Reproduce the data that follows character for character, but omit its pictures.

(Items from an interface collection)
--*--
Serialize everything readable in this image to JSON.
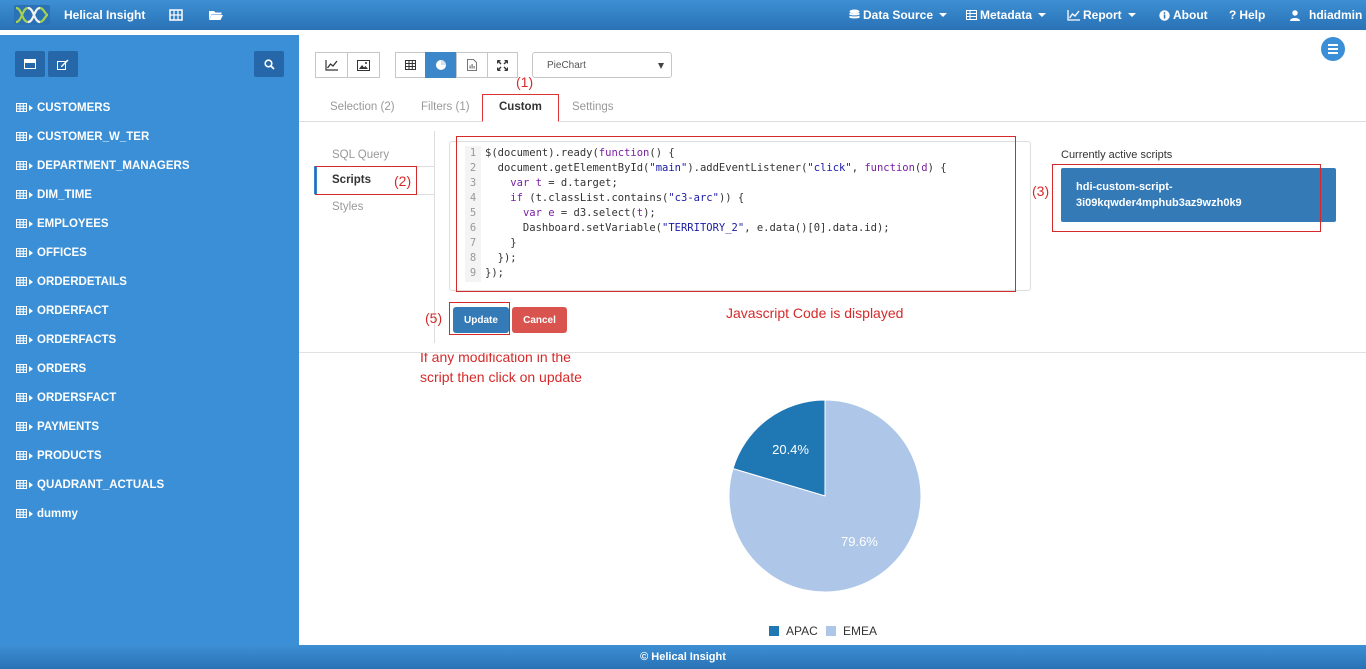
{
  "app": {
    "brand": "Helical Insight",
    "footer": "© Helical Insight"
  },
  "nav": {
    "data_source": "Data Source",
    "metadata": "Metadata",
    "report": "Report",
    "about": "About",
    "help": "Help",
    "user": "hdiadmin"
  },
  "sidebar": {
    "tables": [
      "CUSTOMERS",
      "CUSTOMER_W_TER",
      "DEPARTMENT_MANAGERS",
      "DIM_TIME",
      "EMPLOYEES",
      "OFFICES",
      "ORDERDETAILS",
      "ORDERFACT",
      "ORDERFACTS",
      "ORDERS",
      "ORDERSFACT",
      "PAYMENTS",
      "PRODUCTS",
      "QUADRANT_ACTUALS",
      "dummy"
    ]
  },
  "toolbar": {
    "chart_type": "PieChart"
  },
  "tabs": {
    "selection": "Selection (2)",
    "filters": "Filters (1)",
    "custom": "Custom",
    "settings": "Settings"
  },
  "subtabs": {
    "sql_query": "SQL Query",
    "scripts": "Scripts",
    "styles": "Styles"
  },
  "editor": {
    "line_numbers": [
      "1",
      "2",
      "3",
      "4",
      "5",
      "6",
      "7",
      "8",
      "9"
    ]
  },
  "scripts_panel": {
    "label": "Currently active scripts",
    "script_name_line1": "hdi-custom-script-",
    "script_name_line2": "3i09kqwder4mphub3az9wzh0k9"
  },
  "buttons": {
    "update": "Update",
    "cancel": "Cancel"
  },
  "annotations": {
    "a1": "(1)",
    "a2": "(2)",
    "a3": "(3)",
    "a5": "(5)",
    "code_note": "Javascript Code is displayed",
    "update_note_line1": "If any modification in the",
    "update_note_line2": "script then click on update"
  },
  "chart_data": {
    "type": "pie",
    "categories": [
      "APAC",
      "EMEA"
    ],
    "values": [
      20.4,
      79.6
    ],
    "data_labels": [
      "20.4%",
      "79.6%"
    ],
    "colors": [
      "#1f77b4",
      "#aec7e8"
    ],
    "legend_position": "bottom"
  }
}
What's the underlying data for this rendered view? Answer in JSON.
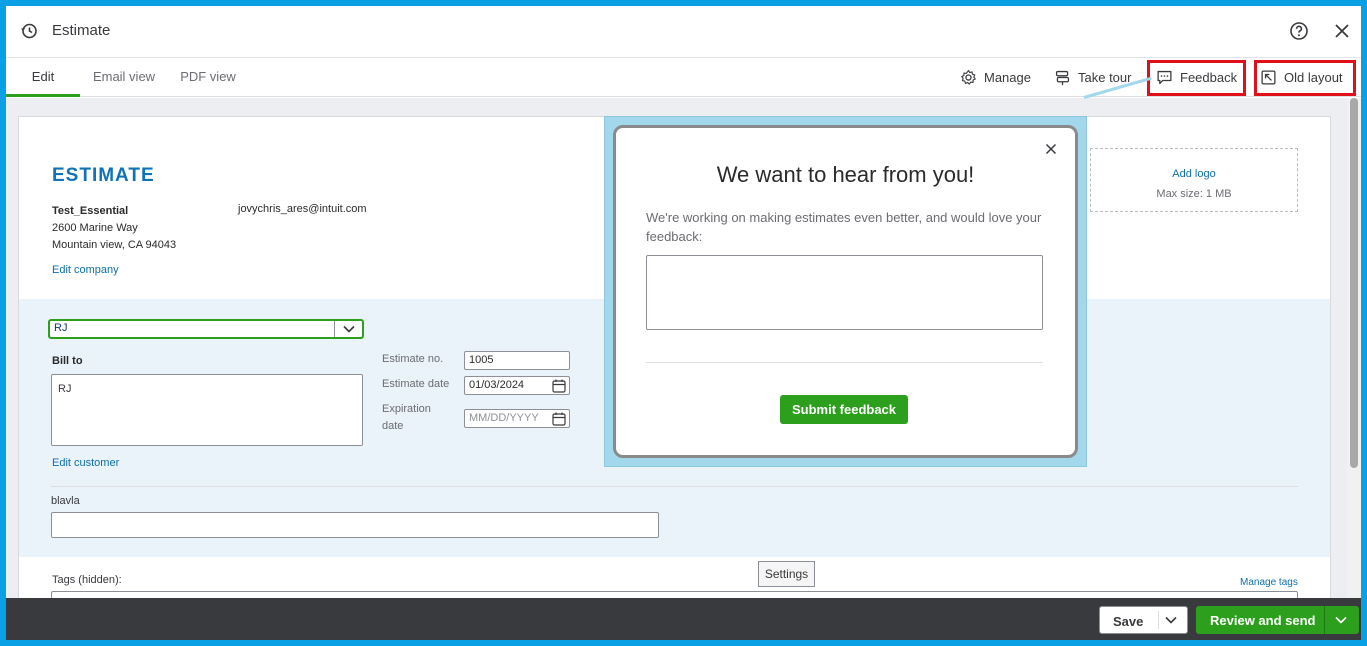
{
  "header": {
    "title": "Estimate"
  },
  "tabs": [
    {
      "label": "Edit"
    },
    {
      "label": "Email view"
    },
    {
      "label": "PDF view"
    }
  ],
  "toolbar": {
    "manage": "Manage",
    "take_tour": "Take tour",
    "feedback": "Feedback",
    "old_layout": "Old layout"
  },
  "form": {
    "heading": "ESTIMATE",
    "company": {
      "name": "Test_Essential",
      "address1": "2600 Marine Way",
      "address2": "Mountain view, CA 94043",
      "email": "jovychris_ares@intuit.com",
      "edit_link": "Edit company"
    },
    "logo": {
      "add": "Add logo",
      "max_size": "Max size: 1 MB"
    },
    "customer": {
      "selected": "RJ",
      "bill_to_label": "Bill to",
      "bill_to_value": "RJ",
      "edit_link": "Edit customer"
    },
    "estimate_no": {
      "label": "Estimate no.",
      "value": "1005"
    },
    "estimate_date": {
      "label": "Estimate date",
      "value": "01/03/2024"
    },
    "expiration_date": {
      "label_line1": "Expiration",
      "label_line2": "date",
      "placeholder": "MM/DD/YYYY"
    },
    "custom_field_label": "blavla",
    "tags_label": "Tags (hidden):",
    "manage_tags": "Manage tags"
  },
  "tooltip": "Settings",
  "feedback_popover": {
    "title": "We want to hear from you!",
    "description": "We're working on making estimates even better, and would love your feedback:",
    "submit": "Submit feedback"
  },
  "footer": {
    "save": "Save",
    "review_send": "Review and send"
  },
  "colors": {
    "accent_green": "#2ca01c",
    "link_blue": "#0d6fae",
    "highlight_red": "#e0101a",
    "frame_blue": "#0aa0e6"
  }
}
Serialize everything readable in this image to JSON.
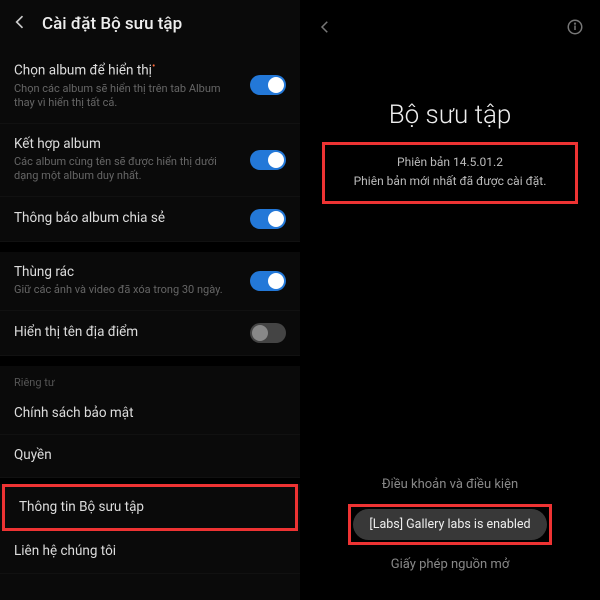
{
  "left": {
    "headerTitle": "Cài đặt Bộ sưu tập",
    "items": [
      {
        "title": "Chọn album để hiển thị",
        "marked": true,
        "subtitle": "Chọn các album sẽ hiển thị trên tab Album thay vì hiển thị tất cả.",
        "toggle": "on"
      },
      {
        "title": "Kết hợp album",
        "subtitle": "Các album cùng tên sẽ được hiển thị dưới dạng một album duy nhất.",
        "toggle": "on"
      },
      {
        "title": "Thông báo album chia sẻ",
        "toggle": "on"
      }
    ],
    "group2": [
      {
        "title": "Thùng rác",
        "subtitle": "Giữ các ảnh và video đã xóa trong 30 ngày.",
        "toggle": "on"
      },
      {
        "title": "Hiển thị tên địa điểm",
        "toggle": "off"
      }
    ],
    "privacyLabel": "Riêng tư",
    "group3": [
      {
        "title": "Chính sách bảo mật"
      },
      {
        "title": "Quyền"
      }
    ],
    "aboutTitle": "Thông tin Bộ sưu tập",
    "contactTitle": "Liên hệ chúng tôi"
  },
  "right": {
    "appName": "Bộ sưu tập",
    "versionLabel": "Phiên bản 14.5.01.2",
    "versionStatus": "Phiên bản mới nhất đã được cài đặt.",
    "termsLabel": "Điều khoản và điều kiện",
    "toastText": "[Labs] Gallery labs is enabled",
    "licenseLabel": "Giấy phép nguồn mở"
  }
}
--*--
● **Response**
Serialize everything readable in this image to JSON.
{
  "app": {
    "brand": "Helical Insight",
    "footer": "© Helical Insight"
  },
  "nav": {
    "data_source": "Data Source",
    "metadata": "Metadata",
    "report": "Report",
    "about": "About",
    "help": "Help",
    "user": "hdiadmin"
  },
  "sidebar": {
    "tables": [
      "CUSTOMERS",
      "CUSTOMER_W_TER",
      "DEPARTMENT_MANAGERS",
      "DIM_TIME",
      "EMPLOYEES",
      "OFFICES",
      "ORDERDETAILS",
      "ORDERFACT",
      "ORDERFACTS",
      "ORDERS",
      "ORDERSFACT",
      "PAYMENTS",
      "PRODUCTS",
      "QUADRANT_ACTUALS",
      "dummy"
    ]
  },
  "toolbar": {
    "chart_type": "PieChart"
  },
  "tabs": {
    "selection": "Selection (2)",
    "filters": "Filters (1)",
    "custom": "Custom",
    "settings": "Settings"
  },
  "subtabs": {
    "sql_query": "SQL Query",
    "scripts": "Scripts",
    "styles": "Styles"
  },
  "editor": {
    "line_numbers": [
      "1",
      "2",
      "3",
      "4",
      "5",
      "6",
      "7",
      "8",
      "9"
    ]
  },
  "scripts_panel": {
    "label": "Currently active scripts",
    "script_name_line1": "hdi-custom-script-",
    "script_name_line2": "3i09kqwder4mphub3az9wzh0k9"
  },
  "buttons": {
    "update": "Update",
    "cancel": "Cancel"
  },
  "annotations": {
    "a1": "(1)",
    "a2": "(2)",
    "a3": "(3)",
    "a5": "(5)",
    "code_note": "Javascript Code is displayed",
    "update_note_line1": "If any modification in the",
    "update_note_line2": "script then click on update"
  },
  "chart_data": {
    "type": "pie",
    "categories": [
      "APAC",
      "EMEA"
    ],
    "values": [
      20.4,
      79.6
    ],
    "data_labels": [
      "20.4%",
      "79.6%"
    ],
    "colors": [
      "#1f77b4",
      "#aec7e8"
    ],
    "legend_position": "bottom"
  }
}
What's the underlying data for this rendered view? Answer in JSON.
{
  "header": {
    "title": "Estimate"
  },
  "tabs": [
    {
      "label": "Edit"
    },
    {
      "label": "Email view"
    },
    {
      "label": "PDF view"
    }
  ],
  "toolbar": {
    "manage": "Manage",
    "take_tour": "Take tour",
    "feedback": "Feedback",
    "old_layout": "Old layout"
  },
  "form": {
    "heading": "ESTIMATE",
    "company": {
      "name": "Test_Essential",
      "address1": "2600 Marine Way",
      "address2": "Mountain view, CA 94043",
      "email": "jovychris_ares@intuit.com",
      "edit_link": "Edit company"
    },
    "logo": {
      "add": "Add logo",
      "max_size": "Max size: 1 MB"
    },
    "customer": {
      "selected": "RJ",
      "bill_to_label": "Bill to",
      "bill_to_value": "RJ",
      "edit_link": "Edit customer"
    },
    "estimate_no": {
      "label": "Estimate no.",
      "value": "1005"
    },
    "estimate_date": {
      "label": "Estimate date",
      "value": "01/03/2024"
    },
    "expiration_date": {
      "label_line1": "Expiration",
      "label_line2": "date",
      "placeholder": "MM/DD/YYYY"
    },
    "custom_field_label": "blavla",
    "tags_label": "Tags (hidden):",
    "manage_tags": "Manage tags"
  },
  "tooltip": "Settings",
  "feedback_popover": {
    "title": "We want to hear from you!",
    "description": "We're working on making estimates even better, and would love your feedback:",
    "submit": "Submit feedback"
  },
  "footer": {
    "save": "Save",
    "review_send": "Review and send"
  },
  "colors": {
    "accent_green": "#2ca01c",
    "link_blue": "#0d6fae",
    "highlight_red": "#e0101a",
    "frame_blue": "#0aa0e6"
  }
}
Serialize everything readable in this image to JSON.
{
  "left": {
    "headerTitle": "Cài đặt Bộ sưu tập",
    "items": [
      {
        "title": "Chọn album để hiển thị",
        "marked": true,
        "subtitle": "Chọn các album sẽ hiển thị trên tab Album thay vì hiển thị tất cả.",
        "toggle": "on"
      },
      {
        "title": "Kết hợp album",
        "subtitle": "Các album cùng tên sẽ được hiển thị dưới dạng một album duy nhất.",
        "toggle": "on"
      },
      {
        "title": "Thông báo album chia sẻ",
        "toggle": "on"
      }
    ],
    "group2": [
      {
        "title": "Thùng rác",
        "subtitle": "Giữ các ảnh và video đã xóa trong 30 ngày.",
        "toggle": "on"
      },
      {
        "title": "Hiển thị tên địa điểm",
        "toggle": "off"
      }
    ],
    "privacyLabel": "Riêng tư",
    "group3": [
      {
        "title": "Chính sách bảo mật"
      },
      {
        "title": "Quyền"
      }
    ],
    "aboutTitle": "Thông tin Bộ sưu tập",
    "contactTitle": "Liên hệ chúng tôi"
  },
  "right": {
    "appName": "Bộ sưu tập",
    "versionLabel": "Phiên bản 14.5.01.2",
    "versionStatus": "Phiên bản mới nhất đã được cài đặt.",
    "termsLabel": "Điều khoản và điều kiện",
    "toastText": "[Labs] Gallery labs is enabled",
    "licenseLabel": "Giấy phép nguồn mở"
  }
}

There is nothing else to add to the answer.